Sources- AmericaSpace.


GS Paper II- Governance.

Kenya Imposes World’s Toughest Law Against Plastic Bags.


  • Kenyans producing, selling or even using plastic bags will risk imprisonment of up to four years or fines of $40,000 from 28th August, 2017, as the world’s toughest law aimed at reducing plastic pollution came into effect.
  • The East African nation joins more than 40 other countries that have banned, partly banned or taxed single-use plastic bags, including China, France, Rwanda and Italy.
  • Many bags drift into the ocean, strangling turtles, suffocating seabirds and filling the stomachs of dolphins and whales with waste until they die of starvation.


Highlights Of The Development-

  • Plastic bags, which El-Habr, an expert on marine litter working with the U.N. Environment Programme in Kenya, said take between 500 to 1,000 years to break down, also enter the human food chain through fish and other animals.
  • In Nairobi’s slaughterhouses, some cows destined for human consumption had 20 bags removed from their stomachs.
  • Kenya’s law allows police to go after anyone even carrying a plastic bag. But Judy Wakhungu, Kenya’s environment minister, said enforcement would initially be directed at manufacturers and suppliers.
  • It took Kenya three attempts over 10 years to finally pass the ban, and not everyone is a fan.
  • Samuel Matonda, spokesman for the Kenya Association of Manufacturers, said it would cost 60,000 jobs and force 176 manufacturers to close. Kenya is a major exporter of plastic bags to the region.
  • Big Kenyan supermarket chains like France’s Carrefour and Nakumatt have already started offering customers cloth bags as alternatives.
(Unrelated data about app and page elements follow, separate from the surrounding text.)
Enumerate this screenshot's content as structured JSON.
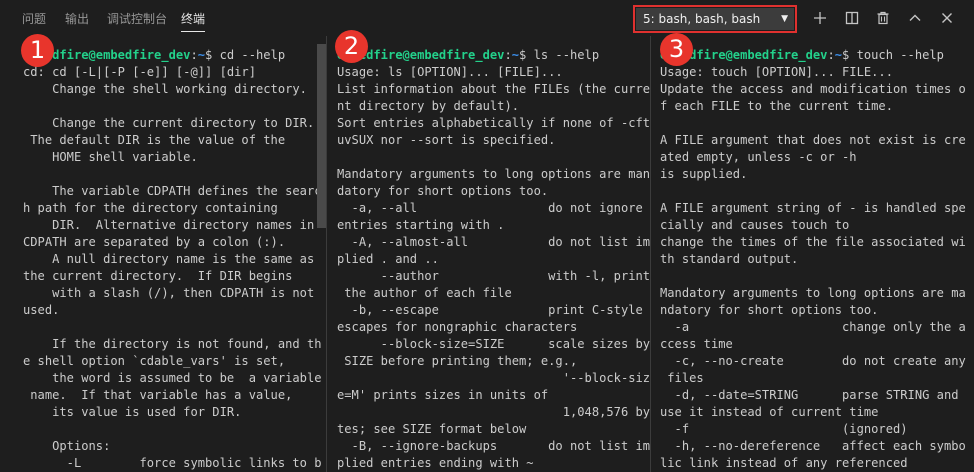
{
  "panel": {
    "tabs": [
      {
        "label": "问题"
      },
      {
        "label": "输出"
      },
      {
        "label": "调试控制台"
      },
      {
        "label": "终端"
      }
    ],
    "terminal_select": "5: bash, bash, bash",
    "actions": [
      "plus-icon",
      "split-icon",
      "trash-icon",
      "chevron-up-icon",
      "close-icon"
    ]
  },
  "badges": [
    "1",
    "2",
    "3"
  ],
  "terminals": [
    {
      "prompt_user": "embedfire@embedfire_dev",
      "prompt_path": "~",
      "command": "cd --help",
      "lines": [
        "cd: cd [-L|[-P [-e]] [-@]] [dir]",
        "    Change the shell working directory.",
        "",
        "    Change the current directory to DIR.",
        " The default DIR is the value of the",
        "    HOME shell variable.",
        "",
        "    The variable CDPATH defines the searc",
        "h path for the directory containing",
        "    DIR.  Alternative directory names in",
        "CDPATH are separated by a colon (:).",
        "    A null directory name is the same as",
        "the current directory.  If DIR begins",
        "    with a slash (/), then CDPATH is not",
        "used.",
        "",
        "    If the directory is not found, and th",
        "e shell option `cdable_vars' is set,",
        "    the word is assumed to be  a variable",
        " name.  If that variable has a value,",
        "    its value is used for DIR.",
        "",
        "    Options:",
        "      -L        force symbolic links to b"
      ]
    },
    {
      "prompt_user": "embedfire@embedfire_dev",
      "prompt_path": "~",
      "command": "ls --help",
      "lines": [
        "Usage: ls [OPTION]... [FILE]...",
        "List information about the FILEs (the curre",
        "nt directory by default).",
        "Sort entries alphabetically if none of -cft",
        "uvSUX nor --sort is specified.",
        "",
        "Mandatory arguments to long options are man",
        "datory for short options too.",
        "  -a, --all                  do not ignore",
        "entries starting with .",
        "  -A, --almost-all           do not list im",
        "plied . and ..",
        "      --author               with -l, print",
        " the author of each file",
        "  -b, --escape               print C-style",
        "escapes for nongraphic characters",
        "      --block-size=SIZE      scale sizes by",
        " SIZE before printing them; e.g.,",
        "                               '--block-siz",
        "e=M' prints sizes in units of",
        "                               1,048,576 by",
        "tes; see SIZE format below",
        "  -B, --ignore-backups       do not list im",
        "plied entries ending with ~"
      ]
    },
    {
      "prompt_user": "embedfire@embedfire_dev",
      "prompt_path": "~",
      "command": "touch --help",
      "lines": [
        "Usage: touch [OPTION]... FILE...",
        "Update the access and modification times o",
        "f each FILE to the current time.",
        "",
        "A FILE argument that does not exist is cre",
        "ated empty, unless -c or -h",
        "is supplied.",
        "",
        "A FILE argument string of - is handled spe",
        "cially and causes touch to",
        "change the times of the file associated wi",
        "th standard output.",
        "",
        "Mandatory arguments to long options are ma",
        "ndatory for short options too.",
        "  -a                     change only the a",
        "ccess time",
        "  -c, --no-create        do not create any",
        " files",
        "  -d, --date=STRING      parse STRING and",
        "use it instead of current time",
        "  -f                     (ignored)",
        "  -h, --no-dereference   affect each symbo",
        "lic link instead of any referenced"
      ]
    }
  ]
}
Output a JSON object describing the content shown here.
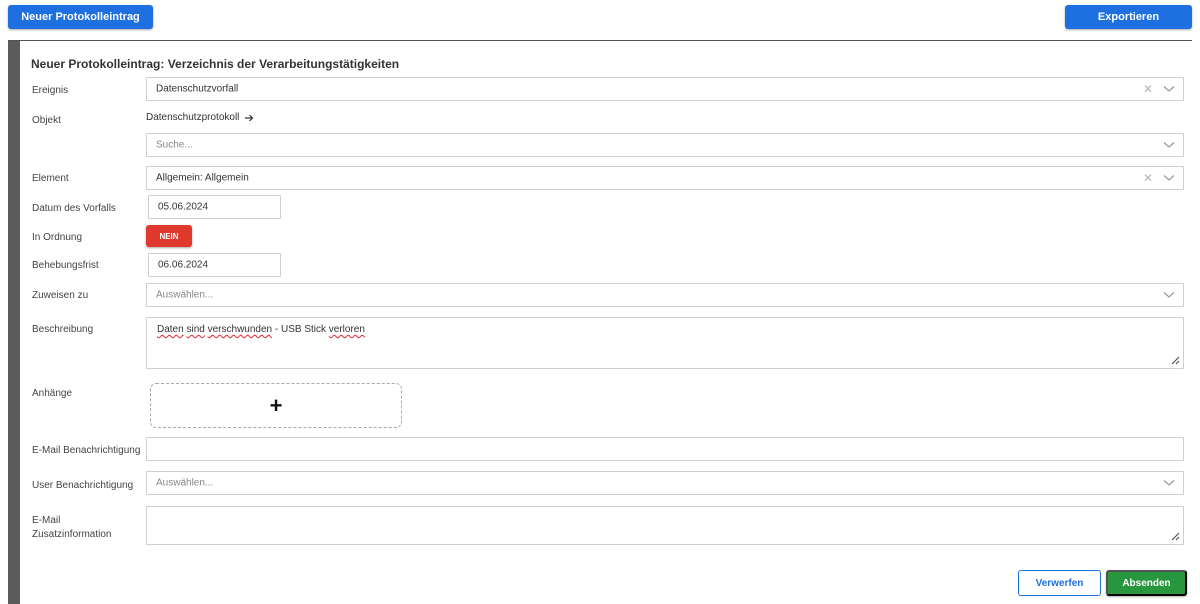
{
  "toolbar": {
    "new_entry_label": "Neuer Protokolleintrag",
    "export_label": "Exportieren"
  },
  "form": {
    "title": "Neuer Protokolleintrag: Verzeichnis der Verarbeitungstätigkeiten",
    "ereignis": {
      "label": "Ereignis",
      "value": "Datenschutzvorfall"
    },
    "objekt": {
      "label": "Objekt",
      "link_text": "Datenschutzprotokoll",
      "search_placeholder": "Suche..."
    },
    "element": {
      "label": "Element",
      "value": "Allgemein: Allgemein"
    },
    "datum": {
      "label": "Datum des Vorfalls",
      "value": "05.06.2024"
    },
    "in_ordnung": {
      "label": "In Ordnung",
      "toggle_label": "NEIN"
    },
    "behebungsfrist": {
      "label": "Behebungsfrist",
      "value": "06.06.2024"
    },
    "zuweisen": {
      "label": "Zuweisen zu",
      "placeholder": "Auswählen..."
    },
    "beschreibung": {
      "label": "Beschreibung",
      "value_parts": [
        "Daten",
        " ",
        "sind",
        " ",
        "verschwunden",
        " - USB Stick ",
        "verloren"
      ]
    },
    "anhaenge": {
      "label": "Anhänge",
      "add_symbol": "+"
    },
    "email_benachrichtigung": {
      "label": "E-Mail Benachrichtigung",
      "value": ""
    },
    "user_benachrichtigung": {
      "label": "User Benachrichtigung",
      "placeholder": "Auswählen..."
    },
    "email_zusatz": {
      "label_line1": "E-Mail",
      "label_line2": "Zusatzinformation",
      "value": ""
    }
  },
  "actions": {
    "discard_label": "Verwerfen",
    "submit_label": "Absenden"
  },
  "colors": {
    "primary": "#1e6fe0",
    "toggle_off": "#e03a2e",
    "submit": "#28963d"
  }
}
Sources- North State Journal.

GS Paper III- Economic Development.

Odisha Gets Rs 466 CR Investment For Seafood Park Units.


  • The Odisha government announced on 29th August, 2017 that the state has received proposals worth Rs 466 crore for setting up processing units at Seafood Park in Deras, which will process 90,860 million tonnes per annum (MTPA) sea food and generate over 7,000 jobs.
  • Land has already been allotted to 20 firms for setting up of processing units at the park.
  • The seafood park is being developed by Odisha Industrial Infrastructure Development Corporation (IDCO) with an investment of Rs 134 crore.

Key Points Of The Development-

  • Companies including Falcon Marine Exports, Magnum Seafoods, Utkal Exports and Vizag-based Coastal Corporation, Falcon Marine Exports have already committed investments for setting up units at the seafood park in Odisha.
  • Spread over 152 acres of land, the project has been approved under the Mega Food park scheme of the Food Processing ministry and will comprise 41 processing units.
  • The project will have infrastructure and access to common facilities like devices for cold storage, pre-processing and post-processing facilities, ice plant, packaging, polythene unit and a research and development facility.
  • Meanwhile, Odisha government has set up a target of reaching Rs 20,000 crore seafood exports annually in the next five years from the present level of Rs 2,500 crore.
  • India exported 11,34,948 tonne of seafood worth USD 5.78 billion in 2016-17 against 9,45,892 tonne and USD 4.69 billion in the year-ago period, with USA and South East Asia continuing to be the major importers.
  • During 2016-17, the total exports of marine products from Odisha stood at 47,204.97 tonne, valued at Rs 2,508.31 crore.
  • The major markets for seafood from Odisha include South East Asia (39 per cent) followed by USA (28 per cent), EU (11 per cent) and Japan (9 per cent) in terms of volume.
  • In terms of value, USA with 35 per cent stands ahead of South East Asia (30 per cent) followed by EU (11 per cent), Japan (10 per cent) and the Middle East (3 per cent).
  • Some of the major marine products exported from Odisha to countries like Japan, China, the US, UK, UAE, Indonesia and Hong Kong include frozen shrimps, frozen pompret, ribbon fish among others.

Sources- Business-Standard.